SPONSORED:

Andrew Cuomo: The rise and the reckoning

Andrew Cuomo: The rise and the reckoning
© UPI Photo

It’s like a slow-motion car crash where the unthinkable becomes the inevitable. Welcome to the saga of New York Gov. Andrew CuomoAndrew CuomoSectoral bargaining is bad for workers and the American economy New York Philharmonic gives first public performance in more than a year Ron Kim on nursing home immunity repeal: It was critical 'to hold these facilities accountable' MORE, scion of street-seasoned champion Mario Cuomo, a Democratic icon long known for ground-breaking achievements and heart-moving prose. Instead of following his dad’s rise to the top, Andrew is now hurtling for a reckoning he can neither control nor stop. 

This is no random accident — but rather one long in the making, with devastating collateral impact. 

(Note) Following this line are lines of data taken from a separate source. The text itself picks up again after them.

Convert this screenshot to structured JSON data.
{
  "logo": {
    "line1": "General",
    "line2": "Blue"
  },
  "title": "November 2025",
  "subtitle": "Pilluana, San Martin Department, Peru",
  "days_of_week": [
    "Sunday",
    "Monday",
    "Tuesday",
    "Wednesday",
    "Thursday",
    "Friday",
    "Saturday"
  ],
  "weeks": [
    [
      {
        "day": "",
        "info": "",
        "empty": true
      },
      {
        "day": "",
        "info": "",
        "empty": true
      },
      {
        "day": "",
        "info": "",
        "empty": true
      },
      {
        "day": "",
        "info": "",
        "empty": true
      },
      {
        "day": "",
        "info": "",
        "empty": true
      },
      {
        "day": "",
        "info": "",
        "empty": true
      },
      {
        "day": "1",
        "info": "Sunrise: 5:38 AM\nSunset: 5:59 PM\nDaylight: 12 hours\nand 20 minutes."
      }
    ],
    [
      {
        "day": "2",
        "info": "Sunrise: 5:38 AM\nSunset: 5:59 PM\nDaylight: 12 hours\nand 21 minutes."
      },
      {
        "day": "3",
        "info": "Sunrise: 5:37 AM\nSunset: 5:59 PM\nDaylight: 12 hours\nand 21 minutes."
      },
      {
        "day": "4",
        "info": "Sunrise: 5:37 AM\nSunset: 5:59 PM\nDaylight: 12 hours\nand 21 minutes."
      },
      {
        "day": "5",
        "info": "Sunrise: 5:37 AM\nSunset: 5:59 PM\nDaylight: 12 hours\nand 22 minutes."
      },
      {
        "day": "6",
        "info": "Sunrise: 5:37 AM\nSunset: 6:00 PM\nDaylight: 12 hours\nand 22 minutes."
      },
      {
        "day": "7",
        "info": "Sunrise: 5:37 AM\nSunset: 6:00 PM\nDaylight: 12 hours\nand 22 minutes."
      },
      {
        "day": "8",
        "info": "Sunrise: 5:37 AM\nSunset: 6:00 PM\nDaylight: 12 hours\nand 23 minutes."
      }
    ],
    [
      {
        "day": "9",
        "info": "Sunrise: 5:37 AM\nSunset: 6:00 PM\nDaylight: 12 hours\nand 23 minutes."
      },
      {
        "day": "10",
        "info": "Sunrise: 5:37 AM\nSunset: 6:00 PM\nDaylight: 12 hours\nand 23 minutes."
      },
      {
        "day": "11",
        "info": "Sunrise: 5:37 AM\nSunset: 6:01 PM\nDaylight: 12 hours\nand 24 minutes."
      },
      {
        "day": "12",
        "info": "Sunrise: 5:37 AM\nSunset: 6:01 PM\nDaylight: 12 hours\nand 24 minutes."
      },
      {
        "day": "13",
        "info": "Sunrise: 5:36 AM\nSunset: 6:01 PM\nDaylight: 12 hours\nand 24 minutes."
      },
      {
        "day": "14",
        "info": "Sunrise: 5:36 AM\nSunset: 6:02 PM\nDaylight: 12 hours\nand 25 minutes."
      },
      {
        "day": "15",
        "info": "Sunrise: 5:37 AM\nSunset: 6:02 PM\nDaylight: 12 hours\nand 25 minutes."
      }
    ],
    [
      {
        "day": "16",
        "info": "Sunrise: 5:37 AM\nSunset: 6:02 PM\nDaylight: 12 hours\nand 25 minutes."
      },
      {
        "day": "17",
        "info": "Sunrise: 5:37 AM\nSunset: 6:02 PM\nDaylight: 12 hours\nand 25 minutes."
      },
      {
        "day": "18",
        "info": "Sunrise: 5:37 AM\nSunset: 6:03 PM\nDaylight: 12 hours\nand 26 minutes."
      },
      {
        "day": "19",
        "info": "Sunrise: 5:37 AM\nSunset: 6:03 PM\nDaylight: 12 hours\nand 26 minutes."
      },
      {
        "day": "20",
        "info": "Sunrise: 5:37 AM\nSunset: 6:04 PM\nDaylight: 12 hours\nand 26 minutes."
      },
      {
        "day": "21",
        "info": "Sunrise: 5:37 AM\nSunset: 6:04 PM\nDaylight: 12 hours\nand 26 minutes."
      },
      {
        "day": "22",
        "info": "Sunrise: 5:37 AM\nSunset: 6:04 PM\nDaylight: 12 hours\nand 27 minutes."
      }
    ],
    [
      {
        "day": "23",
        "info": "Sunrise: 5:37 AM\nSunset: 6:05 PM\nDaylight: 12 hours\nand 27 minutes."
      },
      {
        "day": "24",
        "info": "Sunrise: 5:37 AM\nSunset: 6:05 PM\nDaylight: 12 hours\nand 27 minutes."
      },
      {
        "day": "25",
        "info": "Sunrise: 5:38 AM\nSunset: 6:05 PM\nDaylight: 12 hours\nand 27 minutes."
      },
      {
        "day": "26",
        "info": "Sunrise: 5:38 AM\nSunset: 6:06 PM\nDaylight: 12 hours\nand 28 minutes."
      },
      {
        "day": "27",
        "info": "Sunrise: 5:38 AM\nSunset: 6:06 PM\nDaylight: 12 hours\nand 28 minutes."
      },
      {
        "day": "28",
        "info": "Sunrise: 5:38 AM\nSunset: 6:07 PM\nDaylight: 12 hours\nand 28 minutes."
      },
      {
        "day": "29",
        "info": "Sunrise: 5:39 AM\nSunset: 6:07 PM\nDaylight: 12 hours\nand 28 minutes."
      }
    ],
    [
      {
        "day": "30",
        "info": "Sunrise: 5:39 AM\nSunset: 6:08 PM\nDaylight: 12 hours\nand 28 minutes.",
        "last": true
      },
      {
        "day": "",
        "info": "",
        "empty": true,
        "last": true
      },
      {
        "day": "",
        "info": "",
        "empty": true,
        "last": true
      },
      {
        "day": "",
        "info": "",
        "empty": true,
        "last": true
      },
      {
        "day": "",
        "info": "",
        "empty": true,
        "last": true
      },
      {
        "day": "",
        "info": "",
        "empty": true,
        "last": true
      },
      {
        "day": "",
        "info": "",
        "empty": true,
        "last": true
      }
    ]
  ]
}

As the allegations against Cuomo escalate, we’re left feeling as if this is not accidental misfortune but personal and purposeful.

ADVERTISEMENT

The core allegations:

  • Cuomo and his team, fearing the worst, covered this up for more than six months — until a court order and members of his own Party demanded answers. The answer came when the Governor’s right-hand confidante, Melissa DeRosa, admitted on a conference call that they hid the data, knowing the truth would not set them free but set them up for political execution. Her excuse: “We froze” — worried it could “be used against us” by investigators. Thousands of people needlessly die, and they’re concerned about how this may sully their image?
  • Cuomo, feeling cornered by a growing scandal, threatens a Democratic Assemblyman from Queens, Ron Kim, to clam up or else. Kim said Cuomo, apparently screaming loud enough to wake the dead (for whom he was responsible), told Kim he’d not yet seen Cuomo’s wrath — “I will destroy you.” Despite reported fears of retribution, several Democrats in the Assembly moved to strip Cuomo of emergency COVID powers.
  • A high-ranking female employee claims Cuomo harassed her with lecherous kissing, unwanted touching, an invitation that she play “strip poker” with him on a private flight. The accuser went one step further, saying other women were being abused, bullied into submission, silence, or both. Team Cuomo’s response: It never happened. Now a second Cuomo aide has stepped forward with a similarly unnerving allegation, suggesting Cuomo’s lecherous conduct with subordinate women is not isolated but rather a pattern of conscious behavior.

Threatening. Deceiving. Harassing. Bullying. This is a Greek tragedy with an Italian surname. So where did this all come from? How could COVID’s “briefer in chief,” one of the “sexiest men” alive, and three-term governor, fall so quickly — and so publicly?

The answers may lie as much in a centuries-old classic about war, as they do the Cuomo family picture album.

Start with family. Raised in a gritty middle class Italian family who owned a small neighborhood grocery store, Andrew Cuomo’s ambition soared in parallel to his father’s. In short order, Andrew became Mario Cuomo’s chief enforcer, and became obsessed with settling scores. It required hurting others’ feelings as much as soothing them.

Yet for someone once described as a misanthrope (one who dislikes humankind), Cuomo never allowed the burden of regret to slow him down. Instead, he was empowered by it, convinced that winning always necessitates some level of collateral damage.

ADVERTISEMENT

In this regard, New York’s three-term Governor is a living embodiment of Sun Tzu’s 5th Century B.C. paean to leadership, “The Art of War,”  making the allegations against him fully predictable. As one who liked to “crunch his enemies,” Cuomo has taken nearly every Tzu lesson to heart by ignoring his own. Here are four:

  • Win quickly and declare it quickly — Cuomo proclaimed New York had “beaten” COVID last fall; then the second surge hit.
  • Use flexibility to control changing circumstance — blame the GOP, Trump, anyone to outflank any truth that threatens the leader.
  • Inspire the troops by regaling them — driven by media adulation, and outsized ego, Cuomo scored a top theatrical award for his news conference performances while hiding the truth about what he had done to cost New Yorkers their lives.
  • Finesse the strong and crush the weak — that’s been Andrew Cuomo’s playbook from day one; just ask Ron Kim, or Lindsey Boylan, or the nine New York public health officials who resigned.

So can Andrew Cuomo survive all this, his past, his present, and invariably his future? Can a leader driven to win at all costs, who’s creating enemies at a clip eclipsing Richard Nixon, who has a “prove it if you can” attitude about the allegations — a la Gary Hart — weather this storm to ascend again, win again, lead again?

Given the lives he’s ruined and the damage he’s caused, why would anyone be rooting for that?

Adam Goodman, a national Republican media strategist and columnist, is the first Edward R. Murrow senior fellow at Tufts University's Fletcher School. Follow him on Twitter @adamgoodman3